(Source records)

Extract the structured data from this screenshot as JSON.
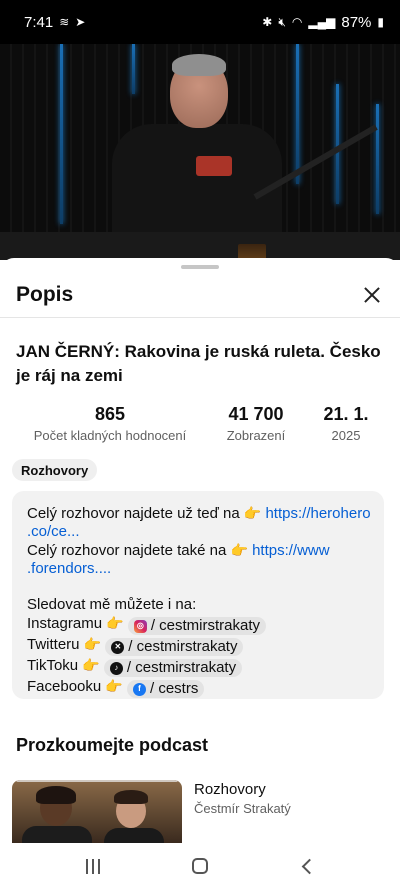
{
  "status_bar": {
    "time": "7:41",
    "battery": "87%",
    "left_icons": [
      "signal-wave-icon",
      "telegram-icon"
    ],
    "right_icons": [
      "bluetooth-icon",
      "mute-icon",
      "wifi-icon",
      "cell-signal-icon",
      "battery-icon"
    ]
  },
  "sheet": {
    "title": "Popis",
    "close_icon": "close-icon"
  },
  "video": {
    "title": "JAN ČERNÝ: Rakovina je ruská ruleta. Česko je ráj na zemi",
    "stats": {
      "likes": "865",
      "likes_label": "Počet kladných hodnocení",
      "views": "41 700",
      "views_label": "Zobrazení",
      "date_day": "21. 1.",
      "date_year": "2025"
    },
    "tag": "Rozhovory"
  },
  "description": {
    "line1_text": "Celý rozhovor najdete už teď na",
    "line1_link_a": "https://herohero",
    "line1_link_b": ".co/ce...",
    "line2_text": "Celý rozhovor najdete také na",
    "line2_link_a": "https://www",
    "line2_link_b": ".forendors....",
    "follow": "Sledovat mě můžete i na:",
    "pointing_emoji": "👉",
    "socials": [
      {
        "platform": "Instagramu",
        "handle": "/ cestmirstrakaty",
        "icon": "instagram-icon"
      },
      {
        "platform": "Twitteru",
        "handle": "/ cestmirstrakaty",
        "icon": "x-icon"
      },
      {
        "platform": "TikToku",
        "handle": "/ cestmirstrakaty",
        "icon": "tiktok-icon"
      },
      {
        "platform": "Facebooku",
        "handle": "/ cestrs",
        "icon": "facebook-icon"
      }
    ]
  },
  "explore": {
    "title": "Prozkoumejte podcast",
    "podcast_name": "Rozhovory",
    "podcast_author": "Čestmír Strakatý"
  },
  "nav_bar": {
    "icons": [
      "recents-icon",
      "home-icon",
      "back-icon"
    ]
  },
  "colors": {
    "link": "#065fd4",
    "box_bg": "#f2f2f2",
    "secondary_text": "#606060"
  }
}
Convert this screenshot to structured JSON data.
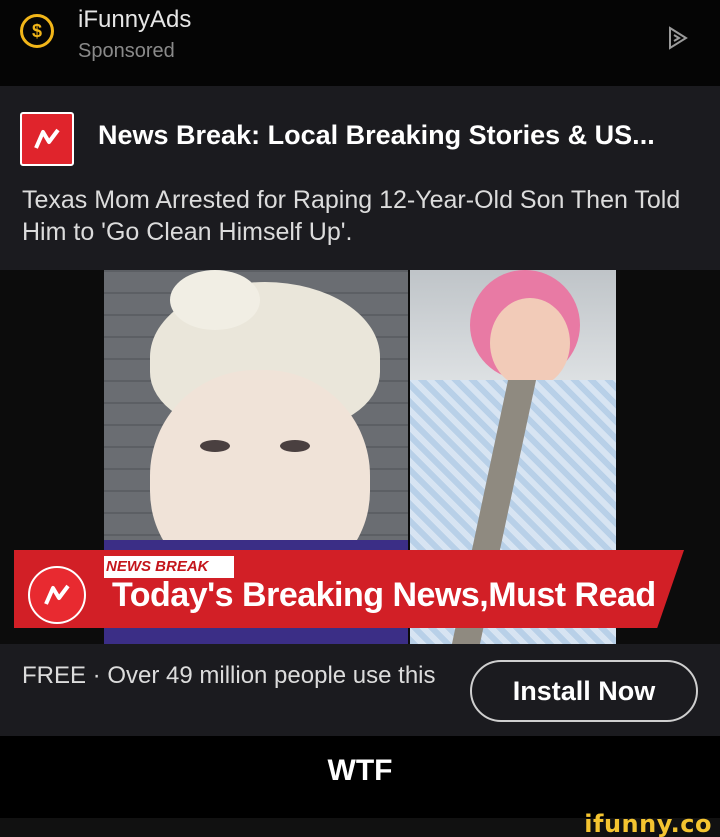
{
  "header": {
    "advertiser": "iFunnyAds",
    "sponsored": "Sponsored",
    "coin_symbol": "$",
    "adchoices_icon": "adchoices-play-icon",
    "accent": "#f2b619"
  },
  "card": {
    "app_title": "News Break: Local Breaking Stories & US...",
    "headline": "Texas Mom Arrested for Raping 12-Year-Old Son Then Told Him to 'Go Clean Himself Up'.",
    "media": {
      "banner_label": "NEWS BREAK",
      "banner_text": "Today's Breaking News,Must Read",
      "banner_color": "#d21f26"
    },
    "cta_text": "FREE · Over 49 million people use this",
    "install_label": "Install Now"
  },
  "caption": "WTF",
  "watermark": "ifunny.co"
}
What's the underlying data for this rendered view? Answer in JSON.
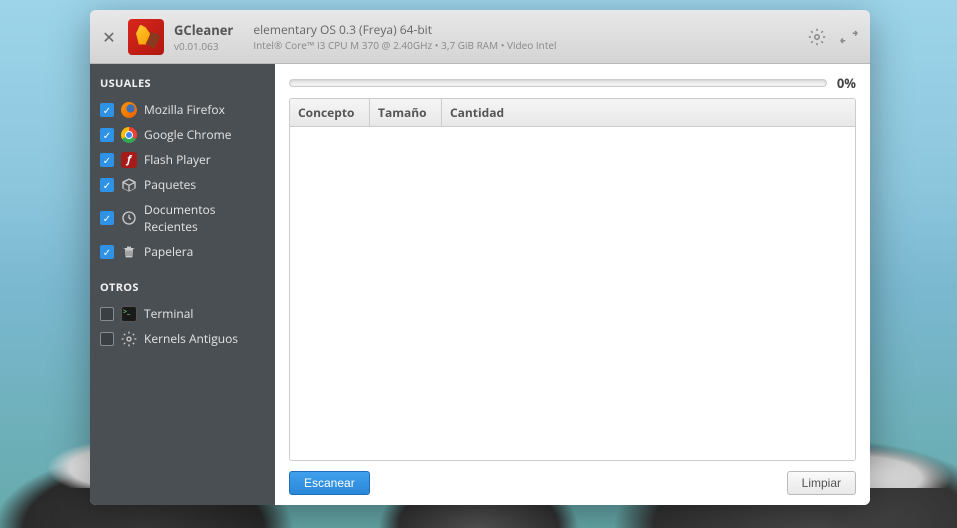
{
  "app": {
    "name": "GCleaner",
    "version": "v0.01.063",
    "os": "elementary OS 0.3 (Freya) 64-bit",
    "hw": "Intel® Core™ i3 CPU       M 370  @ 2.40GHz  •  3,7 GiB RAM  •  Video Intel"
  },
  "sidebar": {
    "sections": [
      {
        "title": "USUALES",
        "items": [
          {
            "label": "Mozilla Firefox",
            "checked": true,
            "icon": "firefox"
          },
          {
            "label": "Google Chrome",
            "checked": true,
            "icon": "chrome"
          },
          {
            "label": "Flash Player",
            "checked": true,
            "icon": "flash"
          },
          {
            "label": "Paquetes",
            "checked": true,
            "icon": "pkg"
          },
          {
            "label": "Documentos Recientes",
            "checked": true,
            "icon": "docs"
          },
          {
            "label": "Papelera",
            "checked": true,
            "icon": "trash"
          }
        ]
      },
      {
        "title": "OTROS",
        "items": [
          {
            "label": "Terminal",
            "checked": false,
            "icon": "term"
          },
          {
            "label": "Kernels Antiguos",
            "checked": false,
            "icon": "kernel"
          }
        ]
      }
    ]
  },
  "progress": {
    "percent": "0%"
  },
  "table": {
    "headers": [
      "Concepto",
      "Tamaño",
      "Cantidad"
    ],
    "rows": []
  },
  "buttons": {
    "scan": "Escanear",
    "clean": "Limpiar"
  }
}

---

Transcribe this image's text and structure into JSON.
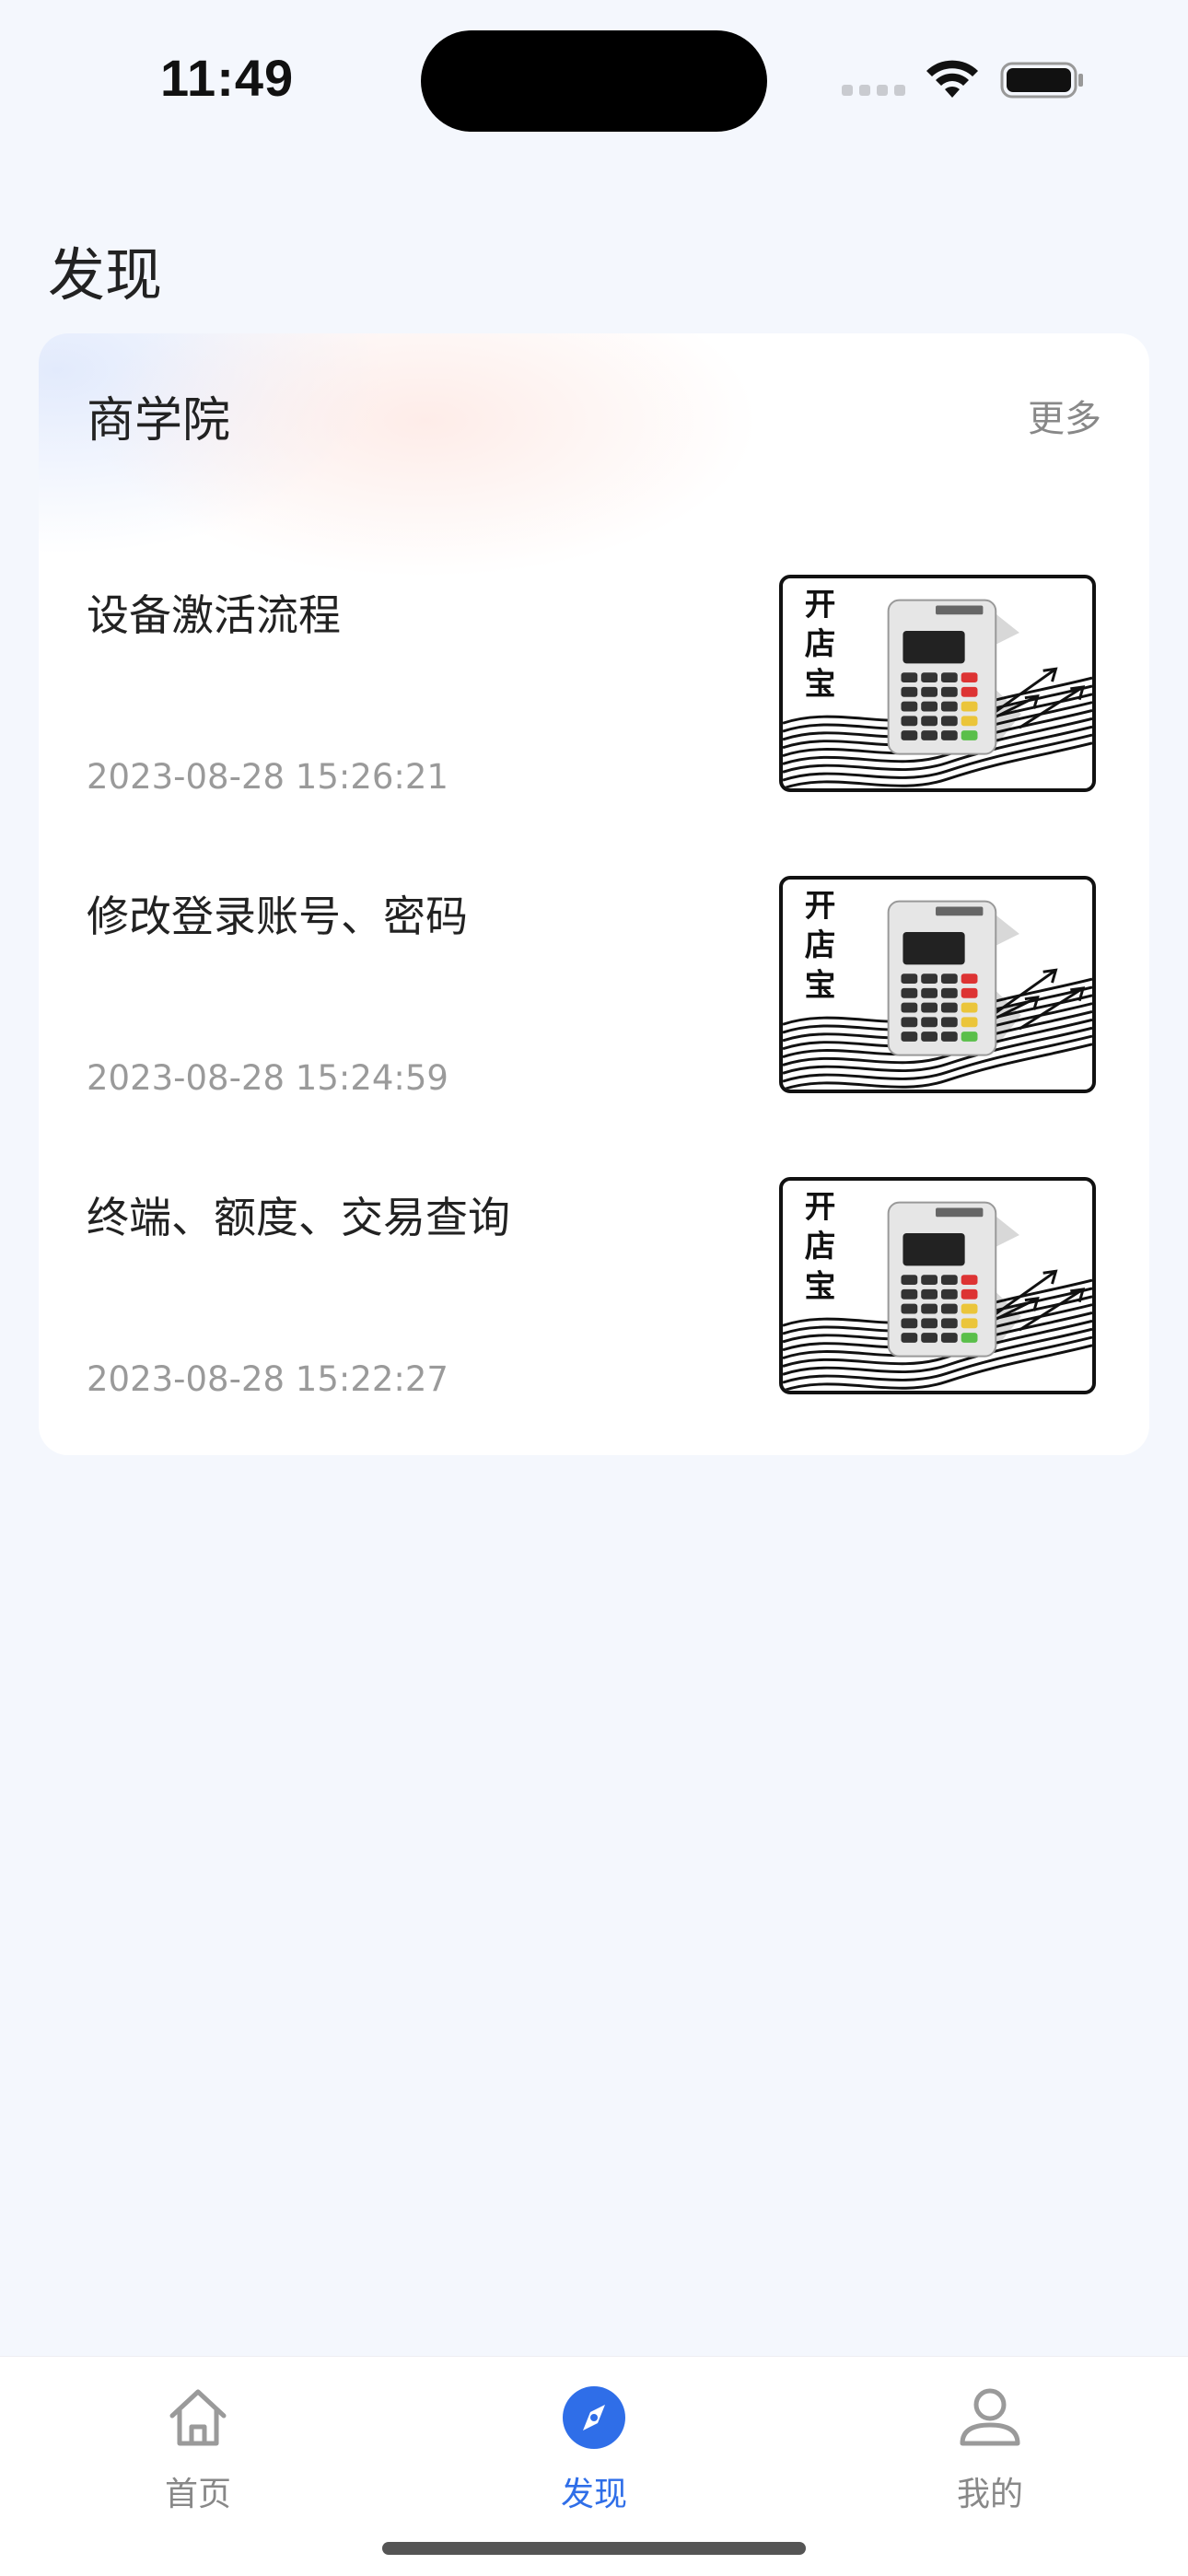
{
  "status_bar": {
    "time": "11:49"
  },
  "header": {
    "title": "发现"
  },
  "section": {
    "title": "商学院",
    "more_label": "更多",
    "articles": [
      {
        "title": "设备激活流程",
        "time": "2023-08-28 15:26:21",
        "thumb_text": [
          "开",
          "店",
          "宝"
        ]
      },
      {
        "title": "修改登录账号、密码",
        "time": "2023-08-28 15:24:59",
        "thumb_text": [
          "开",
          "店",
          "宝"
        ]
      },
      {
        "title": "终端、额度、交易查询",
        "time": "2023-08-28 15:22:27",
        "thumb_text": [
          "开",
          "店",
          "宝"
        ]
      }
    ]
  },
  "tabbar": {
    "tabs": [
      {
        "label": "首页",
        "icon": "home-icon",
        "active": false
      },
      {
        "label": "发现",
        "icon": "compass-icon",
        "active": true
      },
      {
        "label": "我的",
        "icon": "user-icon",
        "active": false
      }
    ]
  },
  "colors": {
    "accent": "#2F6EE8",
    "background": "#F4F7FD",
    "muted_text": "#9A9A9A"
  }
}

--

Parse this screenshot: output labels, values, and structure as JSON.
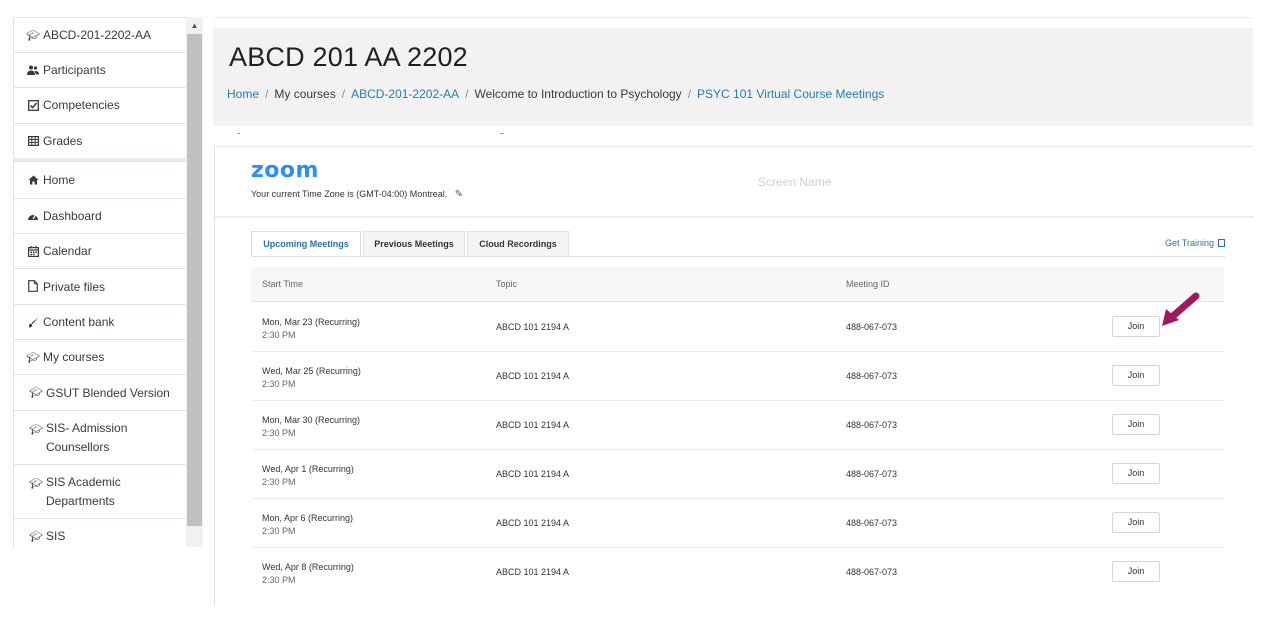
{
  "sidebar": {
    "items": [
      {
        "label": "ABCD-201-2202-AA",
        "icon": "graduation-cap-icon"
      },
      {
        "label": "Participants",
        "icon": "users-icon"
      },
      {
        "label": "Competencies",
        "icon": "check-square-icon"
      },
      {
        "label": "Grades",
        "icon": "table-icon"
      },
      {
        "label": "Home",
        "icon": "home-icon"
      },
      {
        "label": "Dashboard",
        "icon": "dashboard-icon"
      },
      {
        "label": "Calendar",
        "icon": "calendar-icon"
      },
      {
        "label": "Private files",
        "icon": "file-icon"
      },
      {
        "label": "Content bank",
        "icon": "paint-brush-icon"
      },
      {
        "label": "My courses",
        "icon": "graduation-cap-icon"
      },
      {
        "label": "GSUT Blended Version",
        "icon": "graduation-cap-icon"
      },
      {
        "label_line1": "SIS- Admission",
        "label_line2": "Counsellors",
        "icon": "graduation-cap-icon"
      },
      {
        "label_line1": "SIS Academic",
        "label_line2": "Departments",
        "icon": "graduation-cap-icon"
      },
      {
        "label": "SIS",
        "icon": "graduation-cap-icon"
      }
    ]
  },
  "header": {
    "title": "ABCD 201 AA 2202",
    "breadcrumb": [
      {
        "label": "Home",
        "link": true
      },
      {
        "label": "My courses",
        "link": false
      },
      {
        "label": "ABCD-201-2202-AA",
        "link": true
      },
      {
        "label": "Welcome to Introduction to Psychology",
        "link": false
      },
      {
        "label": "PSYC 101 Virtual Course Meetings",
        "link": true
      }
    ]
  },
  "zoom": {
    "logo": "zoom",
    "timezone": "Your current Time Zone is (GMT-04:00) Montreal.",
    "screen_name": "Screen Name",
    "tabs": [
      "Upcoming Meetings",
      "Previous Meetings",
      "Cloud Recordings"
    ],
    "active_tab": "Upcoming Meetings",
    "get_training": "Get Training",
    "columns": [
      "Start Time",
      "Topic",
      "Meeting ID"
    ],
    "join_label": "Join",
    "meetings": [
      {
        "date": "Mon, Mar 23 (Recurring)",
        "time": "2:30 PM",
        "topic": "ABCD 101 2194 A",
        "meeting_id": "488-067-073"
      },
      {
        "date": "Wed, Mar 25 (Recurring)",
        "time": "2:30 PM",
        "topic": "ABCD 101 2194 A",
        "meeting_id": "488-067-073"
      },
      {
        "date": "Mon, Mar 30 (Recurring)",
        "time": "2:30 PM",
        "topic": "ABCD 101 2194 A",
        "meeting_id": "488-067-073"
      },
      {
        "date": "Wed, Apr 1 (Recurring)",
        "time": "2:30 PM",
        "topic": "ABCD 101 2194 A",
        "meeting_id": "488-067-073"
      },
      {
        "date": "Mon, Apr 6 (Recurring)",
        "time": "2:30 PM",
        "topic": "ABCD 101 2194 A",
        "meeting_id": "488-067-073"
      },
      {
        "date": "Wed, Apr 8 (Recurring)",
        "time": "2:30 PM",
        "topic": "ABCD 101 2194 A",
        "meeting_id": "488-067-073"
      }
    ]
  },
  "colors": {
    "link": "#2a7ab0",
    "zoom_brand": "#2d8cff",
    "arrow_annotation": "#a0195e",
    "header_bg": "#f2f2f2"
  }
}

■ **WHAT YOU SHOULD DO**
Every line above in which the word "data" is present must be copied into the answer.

■ **SOLUTION TO THIS EXERCISE**
Extract the structured data from this screenshot as JSON.
Convert this screenshot to structured JSON data.
What's the underlying data for this rendered view? Answer in JSON.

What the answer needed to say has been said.